Breakouts, injuries shaped Rockies' season in 2014

Year in review: Blackmon, Dickerson emerge; Tulowitzki shines before hip surgery

Breakouts, injuries shaped Rockies' season in 2014

DENVER -- A year of pain led to a year of change for the Rockies.

The Rockies were in second place in the National League West until late May and didn't fall below .500 for good until June 1. But they finished 66-96, and their 21-60 road record was the worst in franchise history. The season collapsed under the weight of a star-studded disabled list and an often ineffective pitching staff.

But the Rockies didn't just chalk up the year to bad luck. The review of the club led to general manager/chief baseball officer Dan O'Dowd and senior vice president of Major League operations Bill Geivett resigning, and Jeff Bridich running the club as GM with input from manager Walt Weiss.

Here is a look back at a year that saw the Rockies struggle, but they have come out of it believing that with improved health and pitching, better days are ahead.

5. Unfortunate injuries

Star outfielder Carlos Gonzalez struggled on and off with pain in his left index finger early in the season. It turned out to be a giant cell tumor, which head athletic trainer Keith Dugger called "a fatty mass with tentacles." The problem in the finger robbed Gonzalez of power early, and in August he had to undergo season-ending surgery to repair the patella tendon in his left knee.

The injuries didn't stop with Gonzalez. On June 4, right-hander Jordan Lyles suffered a left hand fracture covering the plate after a wild pitch, and on June 20, righty Christian Bergman also incurred a fractured left hand, when he was hit by a line drive.

4. A big, bad break

The Rockies were in second place on May 23 when third baseman Nolan Arenado hit a line drive to left field. Arenado hustled into second base with a double, but fractured his left middle finger when it jammed into the base as he slid. Of all the injuries, this one may have been most responsible for the Rockies' tailspin. Not only did the team go 10-27 in his absence, but Michael Cuddyer (now with the Mets) tried to fill in at third -- a position he hadn't played in four years -- and suffered a left shoulder injury.

3. The breaks of the game

All the breaks weren't bad. In several cases, the injuries meant opportunity. Losing Gonzalez and Cuddyer at various points allowed left-handed-hitting Corey Dickerson to bat .312 with regular playing time.

Must C: Clutch

The myriad pitching injuries allowed lefty rookie Tyler Matzek (6-11, 4.05 ERA) to get valuable experience, and he finished strong. It wasn't injury-related but Weiss' decision that gave center fielder Charlie Blackmon his opportunity for playing time, and he responded with a .288 batting average as the regular leadoff man.

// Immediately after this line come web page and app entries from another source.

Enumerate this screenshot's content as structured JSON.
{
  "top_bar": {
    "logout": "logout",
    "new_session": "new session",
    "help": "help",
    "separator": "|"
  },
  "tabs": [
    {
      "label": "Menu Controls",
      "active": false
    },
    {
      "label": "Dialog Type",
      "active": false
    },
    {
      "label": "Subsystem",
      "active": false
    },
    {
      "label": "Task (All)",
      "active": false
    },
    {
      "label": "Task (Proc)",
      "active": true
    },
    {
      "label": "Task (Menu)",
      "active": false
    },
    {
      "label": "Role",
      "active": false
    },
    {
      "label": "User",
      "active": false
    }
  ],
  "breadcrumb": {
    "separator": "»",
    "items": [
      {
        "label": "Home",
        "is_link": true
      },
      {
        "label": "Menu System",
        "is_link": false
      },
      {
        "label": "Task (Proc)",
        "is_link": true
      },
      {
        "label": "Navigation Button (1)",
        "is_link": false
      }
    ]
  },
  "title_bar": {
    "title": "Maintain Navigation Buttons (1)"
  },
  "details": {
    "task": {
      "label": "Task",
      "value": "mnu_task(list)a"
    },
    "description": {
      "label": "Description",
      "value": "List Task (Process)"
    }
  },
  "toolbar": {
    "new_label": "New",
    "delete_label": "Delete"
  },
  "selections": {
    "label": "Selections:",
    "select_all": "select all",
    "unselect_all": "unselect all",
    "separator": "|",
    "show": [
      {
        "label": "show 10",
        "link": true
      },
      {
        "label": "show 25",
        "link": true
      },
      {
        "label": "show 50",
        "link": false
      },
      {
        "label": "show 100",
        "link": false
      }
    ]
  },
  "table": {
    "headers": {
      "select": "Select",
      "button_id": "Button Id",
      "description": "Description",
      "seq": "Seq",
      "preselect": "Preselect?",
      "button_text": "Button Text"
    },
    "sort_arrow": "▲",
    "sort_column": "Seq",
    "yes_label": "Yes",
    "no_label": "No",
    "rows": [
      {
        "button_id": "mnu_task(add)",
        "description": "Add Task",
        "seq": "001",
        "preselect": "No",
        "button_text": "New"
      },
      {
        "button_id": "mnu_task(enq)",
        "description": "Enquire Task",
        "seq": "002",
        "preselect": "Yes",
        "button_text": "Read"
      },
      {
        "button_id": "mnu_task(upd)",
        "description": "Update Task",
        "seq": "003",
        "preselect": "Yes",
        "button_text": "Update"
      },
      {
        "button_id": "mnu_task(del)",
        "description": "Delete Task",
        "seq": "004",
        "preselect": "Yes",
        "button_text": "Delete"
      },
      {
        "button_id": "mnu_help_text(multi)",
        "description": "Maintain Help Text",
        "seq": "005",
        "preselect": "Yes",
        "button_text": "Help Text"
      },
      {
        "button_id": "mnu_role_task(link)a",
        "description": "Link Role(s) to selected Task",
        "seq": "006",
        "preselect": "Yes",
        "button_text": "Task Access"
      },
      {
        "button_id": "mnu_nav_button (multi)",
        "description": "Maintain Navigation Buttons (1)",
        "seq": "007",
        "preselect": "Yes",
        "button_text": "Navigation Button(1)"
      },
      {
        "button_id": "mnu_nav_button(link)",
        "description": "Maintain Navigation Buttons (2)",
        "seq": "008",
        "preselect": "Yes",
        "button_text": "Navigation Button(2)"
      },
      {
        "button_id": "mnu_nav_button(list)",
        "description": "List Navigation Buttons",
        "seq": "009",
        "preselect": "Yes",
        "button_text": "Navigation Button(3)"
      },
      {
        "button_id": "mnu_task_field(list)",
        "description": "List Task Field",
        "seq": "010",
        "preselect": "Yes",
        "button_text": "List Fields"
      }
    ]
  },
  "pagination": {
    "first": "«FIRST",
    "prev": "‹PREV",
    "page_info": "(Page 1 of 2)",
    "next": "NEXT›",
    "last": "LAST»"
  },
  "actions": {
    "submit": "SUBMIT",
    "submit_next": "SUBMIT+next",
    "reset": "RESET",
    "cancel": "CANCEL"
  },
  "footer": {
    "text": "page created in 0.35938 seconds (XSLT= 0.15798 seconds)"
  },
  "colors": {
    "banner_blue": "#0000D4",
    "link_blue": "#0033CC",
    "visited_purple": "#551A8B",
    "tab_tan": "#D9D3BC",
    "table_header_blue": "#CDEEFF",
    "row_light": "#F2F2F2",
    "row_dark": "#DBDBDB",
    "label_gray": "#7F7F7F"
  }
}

2. Shining veterans

The rotation and bullpen both had severe depth issues, but in each case a key veteran showed how things should be done. Lefty Jorge De La Rosa went 14-11 with a 4.10 ERA in 32 starts and continued his success at Coors Field. He was 10-2 with a 3.08 ERA at home this year and is 54-23 with a 4.50 ERA in his career at Coors. And righty LaTroy Hawkins celebrated his 20th season by earning 23 saves in 26 chances and appearing in 57 games. His final appearance of the season made him the 16th pitcher in history to work in 1,000 games.

LaTroy Hawkins on Hot Stove

1. Triumph before pain

For half the season, shortstop Troy Tulowitzki put up a good argument for the NL MVP Award, and in the hearts of fans, he was arguably the game's best player. He topped fan voting for the All-Star Game, which made him the first Rockies player to do so. Injuries around him scuttled the Rockies' season before the All-Star Game, then Tulowitzki suffered a left hip injury in Pittsburgh in the first series after the break. In August, he underwent season-ending surgery.

Thomas Harding is a reporter for Read his blog, Hardball in the Rockies, follow him on Twitter @harding_at_mlb, and like his Facebook page, Thomas Harding and Friends at This story was not subject to the approval of Major League Baseball or its clubs.